* DATASET:
-------------------------

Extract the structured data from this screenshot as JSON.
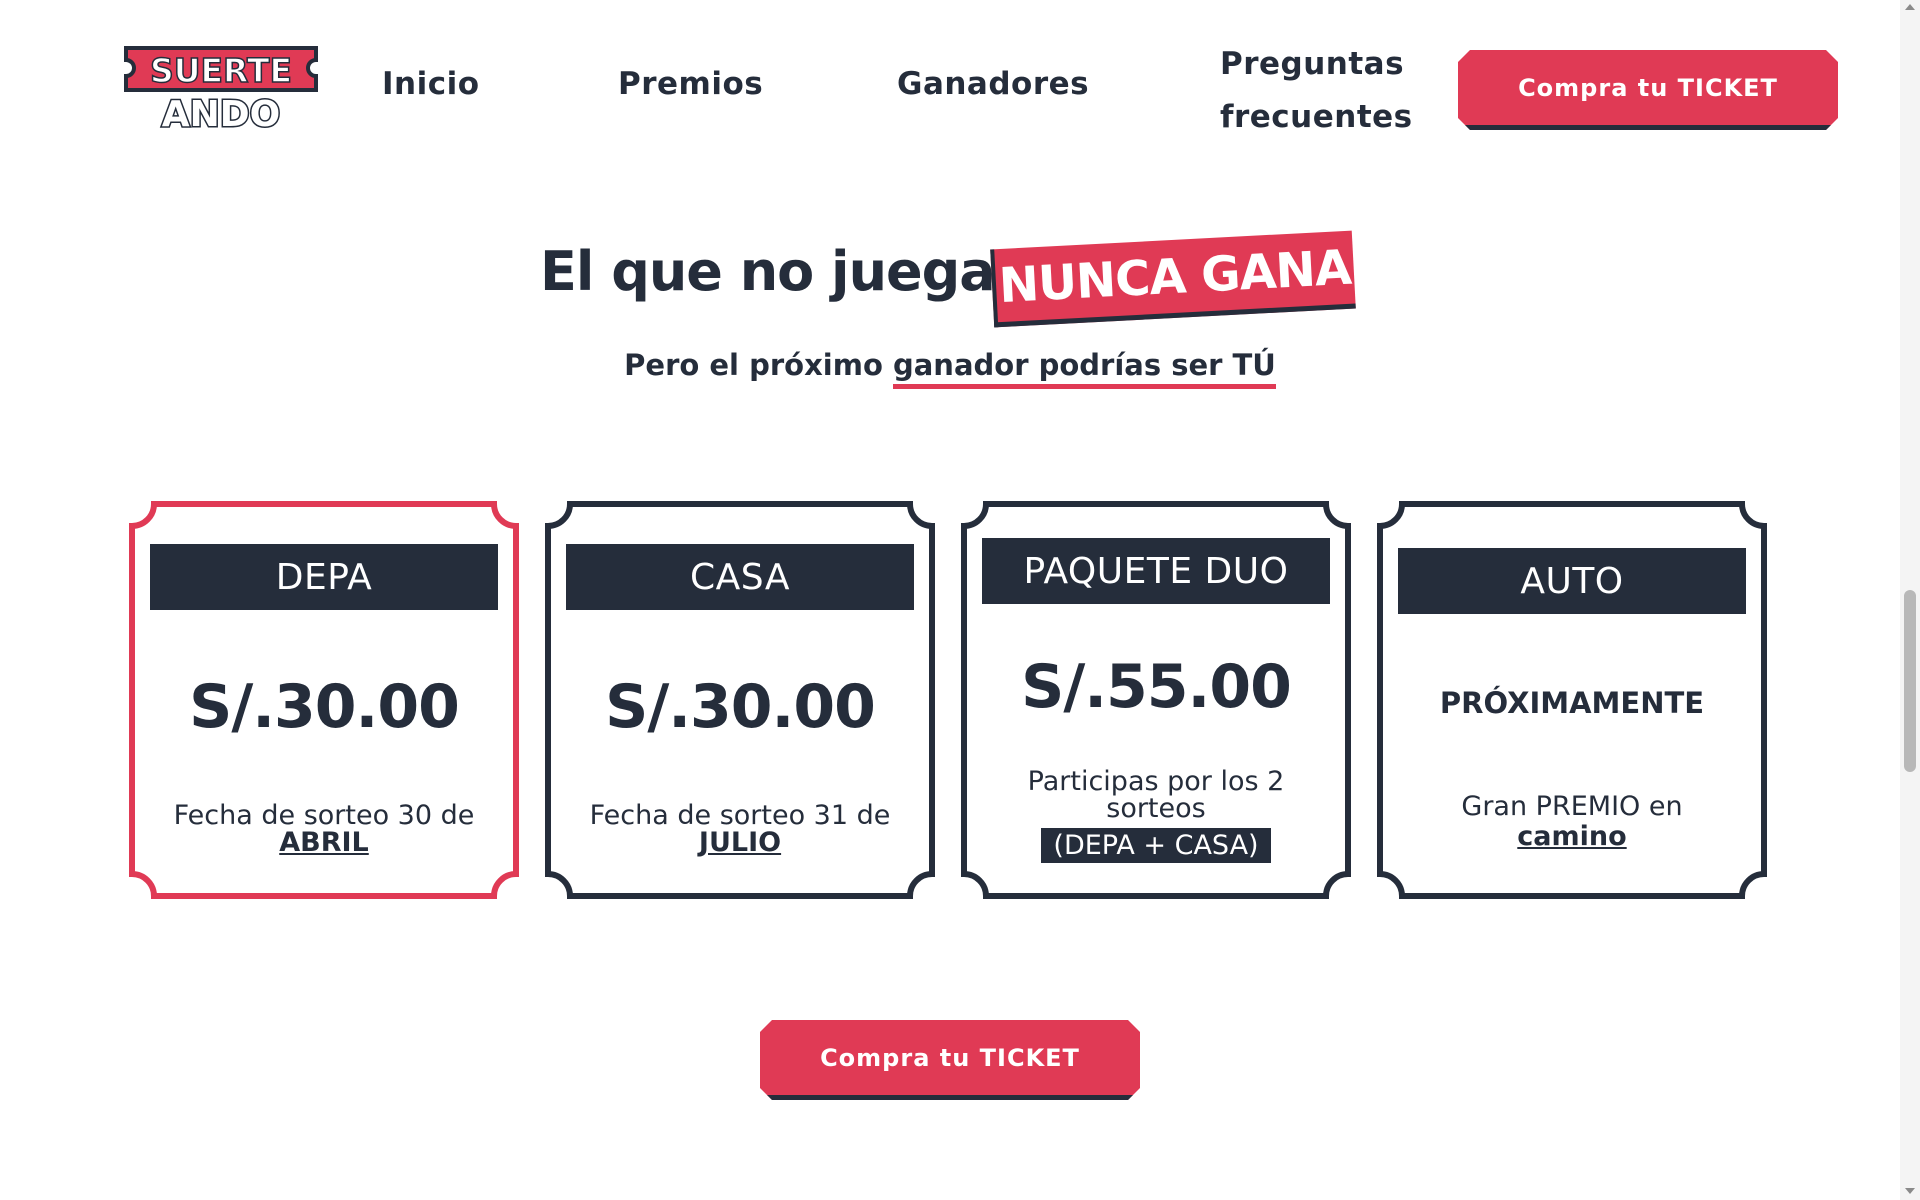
{
  "header": {
    "logo": {
      "line1": "SUERTE",
      "line2": "ANDO"
    },
    "nav": {
      "inicio": "Inicio",
      "premios": "Premios",
      "ganadores": "Ganadores",
      "faq_line1": "Preguntas",
      "faq_line2": "frecuentes"
    },
    "cta_label": "Compra tu TICKET"
  },
  "hero": {
    "title": "El que no juega,",
    "highlight": "NUNCA GANA",
    "subtitle_prefix": "Pero el próximo ",
    "subtitle_underlined": "ganador podrías ser TÚ"
  },
  "cards": [
    {
      "title": "DEPA",
      "price": "S/.30.00",
      "desc_prefix": "Fecha de sorteo 30 de",
      "desc_emph": "ABRIL",
      "selected": true
    },
    {
      "title": "CASA",
      "price": "S/.30.00",
      "desc_prefix": "Fecha de sorteo 31 de",
      "desc_emph": "JULIO",
      "selected": false
    },
    {
      "title": "PAQUETE DUO",
      "price": "S/.55.00",
      "desc_prefix": "Participas por los 2 sorteos",
      "desc_tag": "(DEPA + CASA)",
      "selected": false
    },
    {
      "title": "AUTO",
      "status": "PRÓXIMAMENTE",
      "desc_prefix": "Gran PREMIO en",
      "desc_emph": "camino",
      "selected": false
    }
  ],
  "main_cta_label": "Compra tu TICKET",
  "colors": {
    "accent": "#e03a55",
    "dark": "#252d3b",
    "background": "#ffffff"
  }
}
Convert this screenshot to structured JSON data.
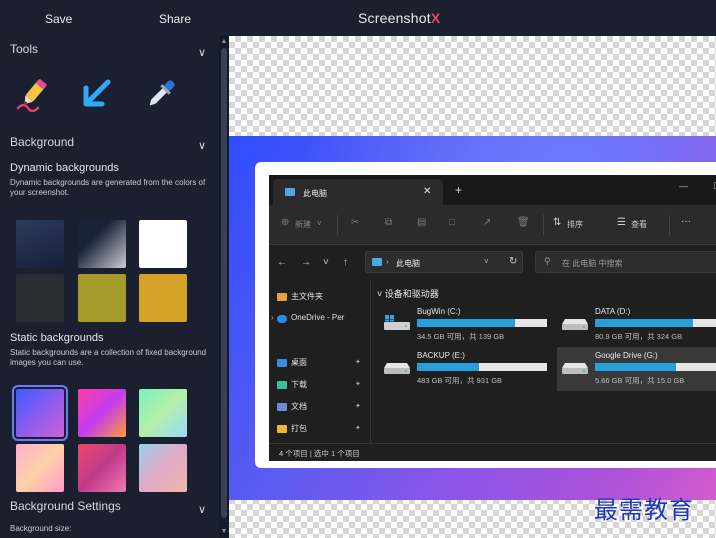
{
  "header": {
    "save_label": "Save",
    "share_label": "Share",
    "title_main": "Screenshot",
    "title_mark": "X"
  },
  "sidebar": {
    "tools_title": "Tools",
    "background_title": "Background",
    "dynamic": {
      "title": "Dynamic backgrounds",
      "desc": "Dynamic backgrounds are generated from the colors of your screenshot."
    },
    "static": {
      "title": "Static backgrounds",
      "desc": "Static backgrounds are a collection of fixed background images you can use."
    },
    "settings_title": "Background Settings",
    "bg_size_label": "Background size:"
  },
  "explorer": {
    "tab_title": "此电脑",
    "toolbar": {
      "new": "新建",
      "sort": "排序",
      "view": "查看",
      "more": "···"
    },
    "address": "此电脑",
    "search_placeholder": "在 此电脑 中搜索",
    "nav": {
      "home": "主文件夹",
      "onedrive": "OneDrive - Per",
      "desktop": "桌面",
      "downloads": "下载",
      "documents": "文档",
      "packing": "打包"
    },
    "group_title": "设备和驱动器",
    "drives": [
      {
        "name": "BugWin (C:)",
        "capacity": "34.5 GB 可用，共 139 GB",
        "used_fraction": 0.75
      },
      {
        "name": "DATA (D:)",
        "capacity": "80.9 GB 可用，共 324 GB",
        "used_fraction": 0.75
      },
      {
        "name": "BACKUP (E:)",
        "capacity": "483 GB 可用，共 931 GB",
        "used_fraction": 0.48
      },
      {
        "name": "Google Drive (G:)",
        "capacity": "5.66 GB 可用，共 15.0 GB",
        "used_fraction": 0.62
      }
    ],
    "status": "4 个项目  |  选中 1 个项目"
  },
  "watermark": "最需教育"
}
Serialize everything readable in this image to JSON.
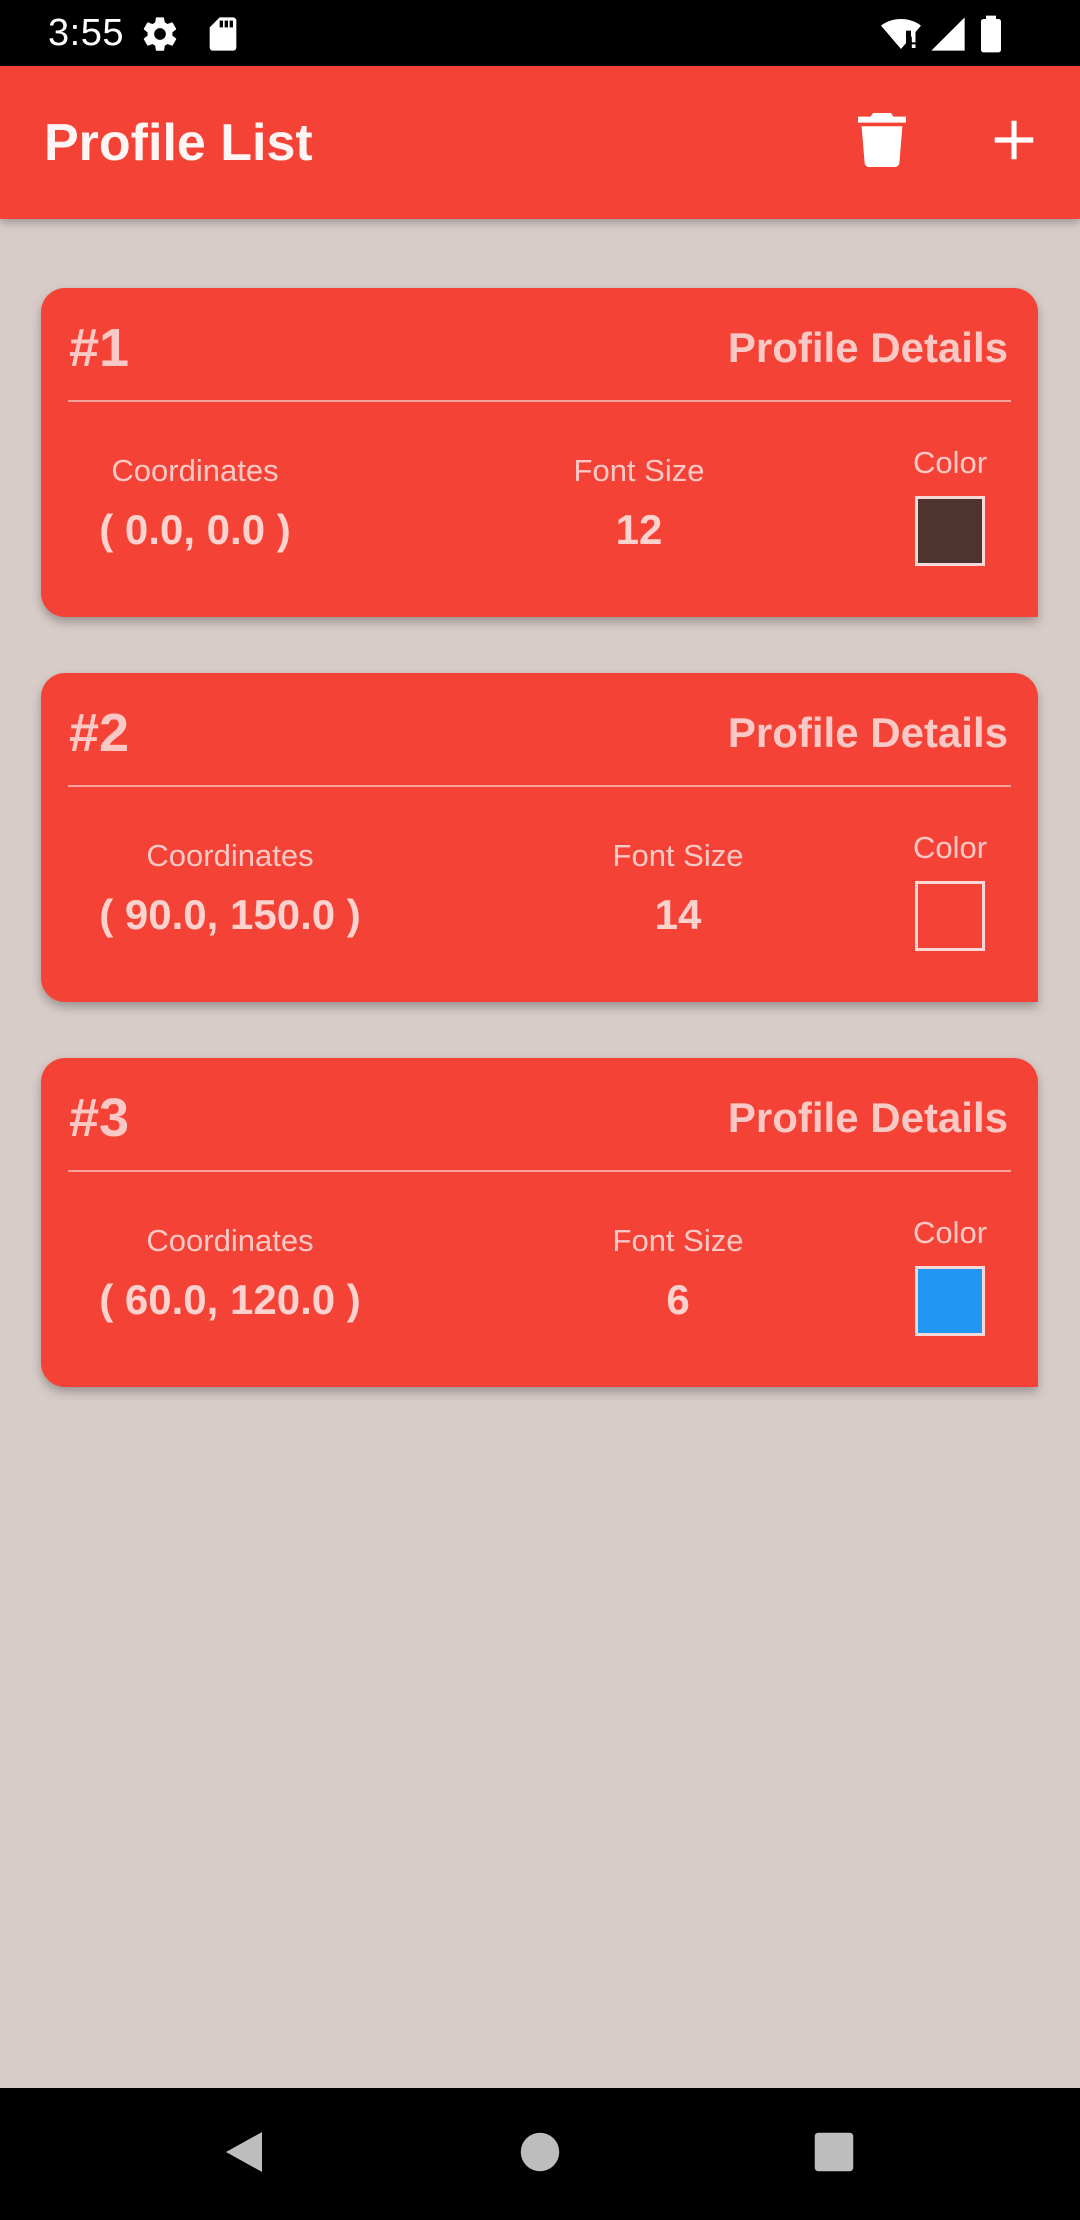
{
  "status_bar": {
    "time": "3:55",
    "icons": [
      "gear-icon",
      "sd-card-icon",
      "wifi-icon",
      "signal-icon",
      "battery-icon"
    ]
  },
  "app_bar": {
    "title": "Profile List",
    "actions": [
      "trash-icon",
      "add-icon"
    ]
  },
  "profiles": [
    {
      "number": "#1",
      "details_label": "Profile Details",
      "coordinates_label": "Coordinates",
      "coordinates": "( 0.0, 0.0 )",
      "font_size_label": "Font Size",
      "font_size": "12",
      "color_label": "Color",
      "color": "#4e342e"
    },
    {
      "number": "#2",
      "details_label": "Profile Details",
      "coordinates_label": "Coordinates",
      "coordinates": "( 90.0, 150.0 )",
      "font_size_label": "Font Size",
      "font_size": "14",
      "color_label": "Color",
      "color": "#f44336"
    },
    {
      "number": "#3",
      "details_label": "Profile Details",
      "coordinates_label": "Coordinates",
      "coordinates": "( 60.0, 120.0 )",
      "font_size_label": "Font Size",
      "font_size": "6",
      "color_label": "Color",
      "color": "#2196f3"
    }
  ],
  "nav_bar": {
    "buttons": [
      "back-icon",
      "home-icon",
      "recents-icon"
    ]
  },
  "colors": {
    "primary": "#f44336",
    "background": "#d7ccc8",
    "card_text": "#fbc9c5"
  }
}
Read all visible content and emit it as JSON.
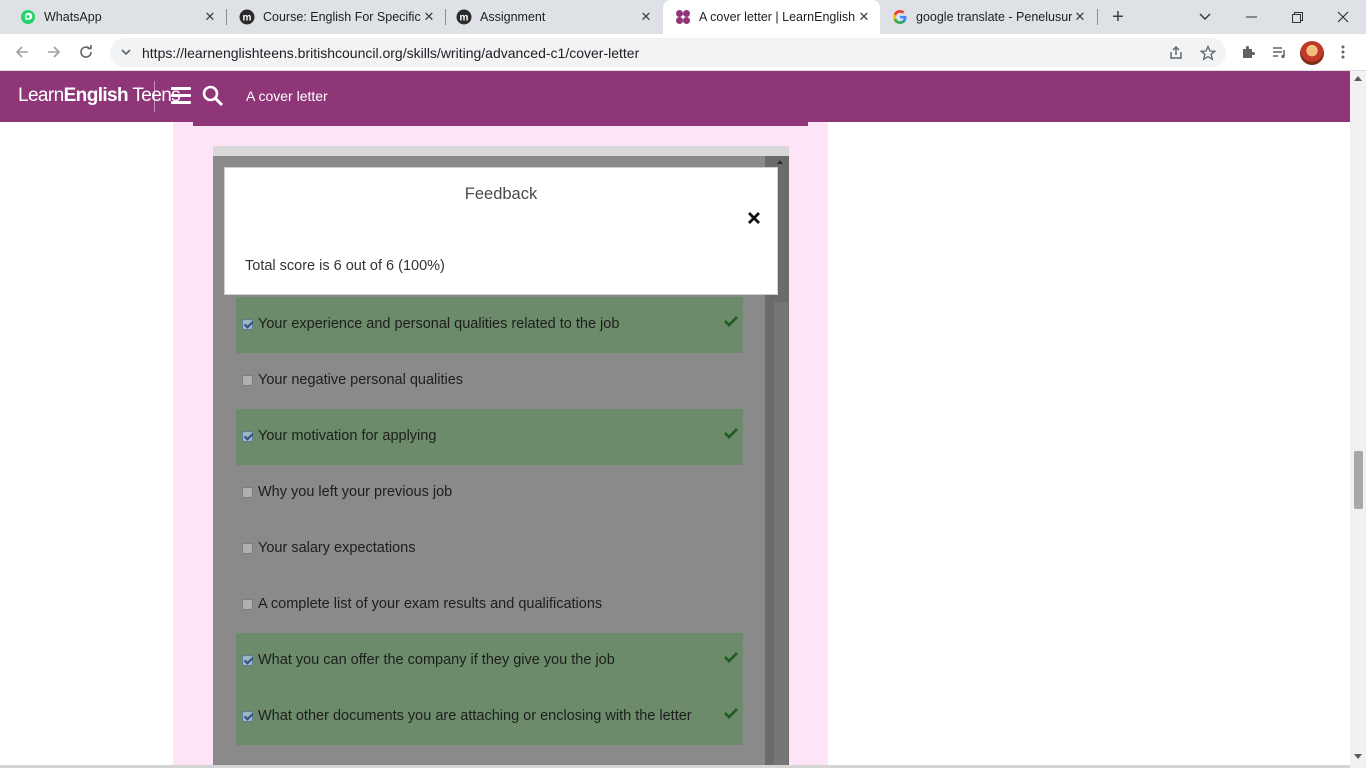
{
  "browser": {
    "tabs": [
      {
        "title": "WhatsApp",
        "favicon": "whatsapp-icon",
        "active": false
      },
      {
        "title": "Course: English For Specific P",
        "favicon": "moodle-icon",
        "active": false
      },
      {
        "title": "Assignment",
        "favicon": "moodle-icon",
        "active": false
      },
      {
        "title": "A cover letter | LearnEnglish",
        "favicon": "learnenglish-icon",
        "active": true
      },
      {
        "title": "google translate - Penelusura",
        "favicon": "google-icon",
        "active": false
      }
    ],
    "url": "https://learnenglishteens.britishcouncil.org/skills/writing/advanced-c1/cover-letter"
  },
  "header": {
    "logo_light": "Learn",
    "logo_bold": "English",
    "logo_suffix": " Teens",
    "title": "A cover letter",
    "brand_color": "#8e3677"
  },
  "modal": {
    "title": "Feedback",
    "score_text": "Total score is 6 out of 6 (100%)"
  },
  "options": [
    {
      "label": "Your experience and personal qualities related to the job",
      "checked": true,
      "correct": true
    },
    {
      "label": "Your negative personal qualities",
      "checked": false,
      "correct": false
    },
    {
      "label": "Your motivation for applying",
      "checked": true,
      "correct": true
    },
    {
      "label": "Why you left your previous job",
      "checked": false,
      "correct": false
    },
    {
      "label": "Your salary expectations",
      "checked": false,
      "correct": false
    },
    {
      "label": "A complete list of your exam results and qualifications",
      "checked": false,
      "correct": false
    },
    {
      "label": "What you can offer the company if they give you the job",
      "checked": true,
      "correct": true
    },
    {
      "label": "What other documents you are attaching or enclosing with the letter",
      "checked": true,
      "correct": true
    }
  ],
  "colors": {
    "correct_bg": "#6b8b6b",
    "tick": "#1e5a1e"
  }
}
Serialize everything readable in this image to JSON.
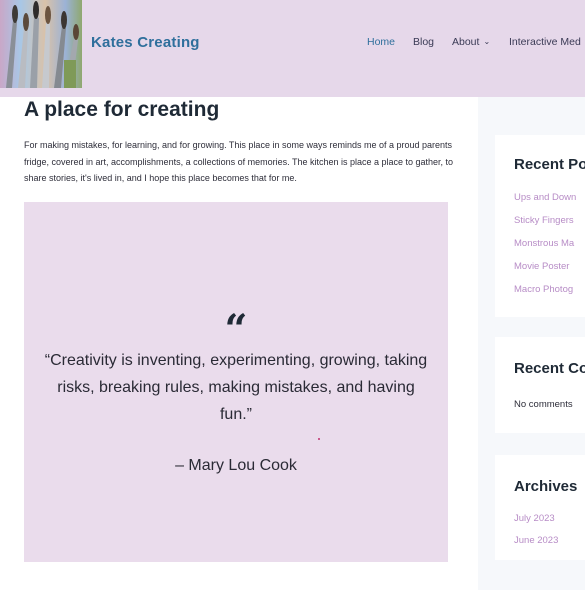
{
  "header": {
    "site_title": "Kates Creating",
    "nav": [
      {
        "label": "Home",
        "active": true,
        "dropdown": false
      },
      {
        "label": "Blog",
        "active": false,
        "dropdown": false
      },
      {
        "label": "About",
        "active": false,
        "dropdown": true
      },
      {
        "label": "Interactive Med",
        "active": false,
        "dropdown": false
      }
    ]
  },
  "main": {
    "title": "A place for creating",
    "intro": "For making mistakes, for learning, and for growing. This place in some ways reminds me of a proud parents fridge, covered in art, accomplishments, a collections of memories. The kitchen is place a place to gather, to share stories, it's lived in, and I hope this place becomes that for me.",
    "quote_mark": "“",
    "quote": "“Creativity is inventing, experimenting, growing, taking risks, breaking rules, making mistakes, and having fun.”",
    "author": "– Mary Lou Cook"
  },
  "sidebar": {
    "recent_posts": {
      "title": "Recent Po",
      "items": [
        "Ups and Down",
        "Sticky Fingers",
        "Monstrous Ma",
        "Movie Poster",
        "Macro Photog"
      ]
    },
    "recent_comments": {
      "title": "Recent Co",
      "text": "No comments"
    },
    "archives": {
      "title": "Archives",
      "items": [
        "July 2023",
        "June 2023"
      ]
    }
  },
  "colors": {
    "header_bg": "#e6d8ea",
    "quote_bg": "#eadcec",
    "accent": "#2f6f9c",
    "link": "#b78cc6"
  }
}
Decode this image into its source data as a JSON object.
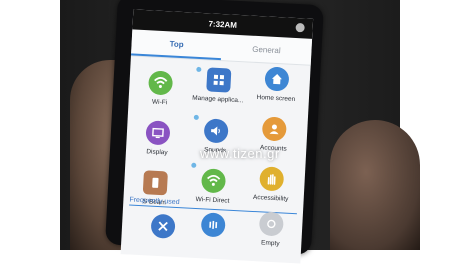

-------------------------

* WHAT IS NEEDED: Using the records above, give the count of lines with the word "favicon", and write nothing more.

* ANSWER SPACE: 5